Exercise goal:
This exercise asks for the entries below to be printed exactly.

(Component data from apps and pages)

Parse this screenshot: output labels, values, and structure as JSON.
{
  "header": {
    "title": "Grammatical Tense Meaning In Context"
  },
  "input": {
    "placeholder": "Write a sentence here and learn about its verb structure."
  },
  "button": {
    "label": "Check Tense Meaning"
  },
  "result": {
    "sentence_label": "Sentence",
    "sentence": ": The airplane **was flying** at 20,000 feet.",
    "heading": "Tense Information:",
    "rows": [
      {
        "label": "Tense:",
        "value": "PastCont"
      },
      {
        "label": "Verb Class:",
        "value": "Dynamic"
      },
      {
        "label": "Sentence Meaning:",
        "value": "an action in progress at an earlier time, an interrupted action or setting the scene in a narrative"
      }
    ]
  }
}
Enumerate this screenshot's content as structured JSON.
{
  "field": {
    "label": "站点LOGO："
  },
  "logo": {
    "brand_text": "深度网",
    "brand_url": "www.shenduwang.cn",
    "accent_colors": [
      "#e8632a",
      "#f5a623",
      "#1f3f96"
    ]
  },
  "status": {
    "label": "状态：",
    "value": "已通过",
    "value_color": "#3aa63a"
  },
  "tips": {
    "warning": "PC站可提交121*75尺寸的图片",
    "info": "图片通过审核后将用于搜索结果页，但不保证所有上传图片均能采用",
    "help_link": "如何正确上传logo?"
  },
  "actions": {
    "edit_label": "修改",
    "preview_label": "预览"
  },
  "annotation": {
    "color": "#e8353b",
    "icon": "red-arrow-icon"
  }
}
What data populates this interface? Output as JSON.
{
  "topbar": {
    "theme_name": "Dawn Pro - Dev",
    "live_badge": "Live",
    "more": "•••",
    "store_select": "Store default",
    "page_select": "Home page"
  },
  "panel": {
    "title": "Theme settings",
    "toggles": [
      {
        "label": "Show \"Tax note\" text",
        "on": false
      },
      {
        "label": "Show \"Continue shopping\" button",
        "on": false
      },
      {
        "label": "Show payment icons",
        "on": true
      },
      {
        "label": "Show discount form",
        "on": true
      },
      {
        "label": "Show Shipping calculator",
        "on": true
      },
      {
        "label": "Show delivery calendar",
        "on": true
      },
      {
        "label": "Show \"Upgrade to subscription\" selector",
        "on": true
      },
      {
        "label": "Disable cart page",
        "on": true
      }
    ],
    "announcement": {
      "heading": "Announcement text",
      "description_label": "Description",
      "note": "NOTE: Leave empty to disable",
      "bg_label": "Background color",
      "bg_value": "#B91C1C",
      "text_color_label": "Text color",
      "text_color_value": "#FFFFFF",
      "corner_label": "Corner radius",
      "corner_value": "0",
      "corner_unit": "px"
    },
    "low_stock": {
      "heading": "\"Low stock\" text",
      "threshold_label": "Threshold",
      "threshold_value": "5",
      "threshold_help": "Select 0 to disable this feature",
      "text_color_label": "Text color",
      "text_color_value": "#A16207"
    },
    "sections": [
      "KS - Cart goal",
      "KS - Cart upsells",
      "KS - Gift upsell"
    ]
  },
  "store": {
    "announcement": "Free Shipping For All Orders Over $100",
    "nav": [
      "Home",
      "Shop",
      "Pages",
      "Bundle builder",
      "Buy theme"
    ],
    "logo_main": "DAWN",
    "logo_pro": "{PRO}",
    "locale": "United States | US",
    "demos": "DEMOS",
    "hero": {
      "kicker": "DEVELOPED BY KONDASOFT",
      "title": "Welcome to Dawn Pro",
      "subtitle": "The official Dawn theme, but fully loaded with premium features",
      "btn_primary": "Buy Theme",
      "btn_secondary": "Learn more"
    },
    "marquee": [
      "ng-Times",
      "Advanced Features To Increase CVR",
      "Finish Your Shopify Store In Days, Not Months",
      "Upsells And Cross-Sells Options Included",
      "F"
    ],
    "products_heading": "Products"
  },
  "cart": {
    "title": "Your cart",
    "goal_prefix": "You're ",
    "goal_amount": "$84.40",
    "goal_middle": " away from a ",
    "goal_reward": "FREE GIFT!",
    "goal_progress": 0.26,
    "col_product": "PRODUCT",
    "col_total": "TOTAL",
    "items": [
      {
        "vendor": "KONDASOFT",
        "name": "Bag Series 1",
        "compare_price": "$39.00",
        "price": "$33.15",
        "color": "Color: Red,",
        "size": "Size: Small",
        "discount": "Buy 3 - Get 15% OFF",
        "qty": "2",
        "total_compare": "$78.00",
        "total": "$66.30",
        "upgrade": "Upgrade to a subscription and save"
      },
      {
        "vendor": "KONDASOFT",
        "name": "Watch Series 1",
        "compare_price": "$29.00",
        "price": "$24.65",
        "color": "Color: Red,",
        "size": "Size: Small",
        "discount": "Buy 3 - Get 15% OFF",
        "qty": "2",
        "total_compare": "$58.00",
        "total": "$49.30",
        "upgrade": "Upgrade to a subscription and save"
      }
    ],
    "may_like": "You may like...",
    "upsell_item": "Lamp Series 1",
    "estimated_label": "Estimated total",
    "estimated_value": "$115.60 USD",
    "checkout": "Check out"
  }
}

Exercise answer:
Parse this screenshot: output labels, values, and structure as JSON.
{
  "header": {
    "title": "Grammatical Tense Meaning In Context"
  },
  "input": {
    "placeholder": "Write a sentence here and learn about its verb structure."
  },
  "button": {
    "label": "Check Tense Meaning"
  },
  "result": {
    "sentence_label": "Sentence",
    "sentence": ": The airplane **was flying** at 20,000 feet.",
    "heading": "Tense Information:",
    "rows": [
      {
        "label": "Tense:",
        "value": "PastCont"
      },
      {
        "label": "Verb Class:",
        "value": "Dynamic"
      },
      {
        "label": "Sentence Meaning:",
        "value": "an action in progress at an earlier time, an interrupted action or setting the scene in a narrative"
      }
    ]
  }
}
Enumerate this screenshot's content as structured JSON.
{
  "field": {
    "label": "站点LOGO："
  },
  "logo": {
    "brand_text": "深度网",
    "brand_url": "www.shenduwang.cn",
    "accent_colors": [
      "#e8632a",
      "#f5a623",
      "#1f3f96"
    ]
  },
  "status": {
    "label": "状态：",
    "value": "已通过",
    "value_color": "#3aa63a"
  },
  "tips": {
    "warning": "PC站可提交121*75尺寸的图片",
    "info": "图片通过审核后将用于搜索结果页，但不保证所有上传图片均能采用",
    "help_link": "如何正确上传logo?"
  },
  "actions": {
    "edit_label": "修改",
    "preview_label": "预览"
  },
  "annotation": {
    "color": "#e8353b",
    "icon": "red-arrow-icon"
  }
}
What data populates this interface? Output as JSON.
{
  "topbar": {
    "theme_name": "Dawn Pro - Dev",
    "live_badge": "Live",
    "more": "•••",
    "store_select": "Store default",
    "page_select": "Home page"
  },
  "panel": {
    "title": "Theme settings",
    "toggles": [
      {
        "label": "Show \"Tax note\" text",
        "on": false
      },
      {
        "label": "Show \"Continue shopping\" button",
        "on": false
      },
      {
        "label": "Show payment icons",
        "on": true
      },
      {
        "label": "Show discount form",
        "on": true
      },
      {
        "label": "Show Shipping calculator",
        "on": true
      },
      {
        "label": "Show delivery calendar",
        "on": true
      },
      {
        "label": "Show \"Upgrade to subscription\" selector",
        "on": true
      },
      {
        "label": "Disable cart page",
        "on": true
      }
    ],
    "announcement": {
      "heading": "Announcement text",
      "description_label": "Description",
      "note": "NOTE: Leave empty to disable",
      "bg_label": "Background color",
      "bg_value": "#B91C1C",
      "text_color_label": "Text color",
      "text_color_value": "#FFFFFF",
      "corner_label": "Corner radius",
      "corner_value": "0",
      "corner_unit": "px"
    },
    "low_stock": {
      "heading": "\"Low stock\" text",
      "threshold_label": "Threshold",
      "threshold_value": "5",
      "threshold_help": "Select 0 to disable this feature",
      "text_color_label": "Text color",
      "text_color_value": "#A16207"
    },
    "sections": [
      "KS - Cart goal",
      "KS - Cart upsells",
      "KS - Gift upsell"
    ]
  },
  "store": {
    "announcement": "Free Shipping For All Orders Over $100",
    "nav": [
      "Home",
      "Shop",
      "Pages",
      "Bundle builder",
      "Buy theme"
    ],
    "logo_main": "DAWN",
    "logo_pro": "{PRO}",
    "locale": "United States | US",
    "demos": "DEMOS",
    "hero": {
      "kicker": "DEVELOPED BY KONDASOFT",
      "title": "Welcome to Dawn Pro",
      "subtitle": "The official Dawn theme, but fully loaded with premium features",
      "btn_primary": "Buy Theme",
      "btn_secondary": "Learn more"
    },
    "marquee": [
      "ng-Times",
      "Advanced Features To Increase CVR",
      "Finish Your Shopify Store In Days, Not Months",
      "Upsells And Cross-Sells Options Included",
      "F"
    ],
    "products_heading": "Products"
  },
  "cart": {
    "title": "Your cart",
    "goal_prefix": "You're ",
    "goal_amount": "$84.40",
    "goal_middle": " away from a ",
    "goal_reward": "FREE GIFT!",
    "goal_progress": 0.26,
    "col_product": "PRODUCT",
    "col_total": "TOTAL",
    "items": [
      {
        "vendor": "KONDASOFT",
        "name": "Bag Series 1",
        "compare_price": "$39.00",
        "price": "$33.15",
        "color": "Color: Red,",
        "size": "Size: Small",
        "discount": "Buy 3 - Get 15% OFF",
        "qty": "2",
        "total_compare": "$78.00",
        "total": "$66.30",
        "upgrade": "Upgrade to a subscription and save"
      },
      {
        "vendor": "KONDASOFT",
        "name": "Watch Series 1",
        "compare_price": "$29.00",
        "price": "$24.65",
        "color": "Color: Red,",
        "size": "Size: Small",
        "discount": "Buy 3 - Get 15% OFF",
        "qty": "2",
        "total_compare": "$58.00",
        "total": "$49.30",
        "upgrade": "Upgrade to a subscription and save"
      }
    ],
    "may_like": "You may like...",
    "upsell_item": "Lamp Series 1",
    "estimated_label": "Estimated total",
    "estimated_value": "$115.60 USD",
    "checkout": "Check out"
  }
}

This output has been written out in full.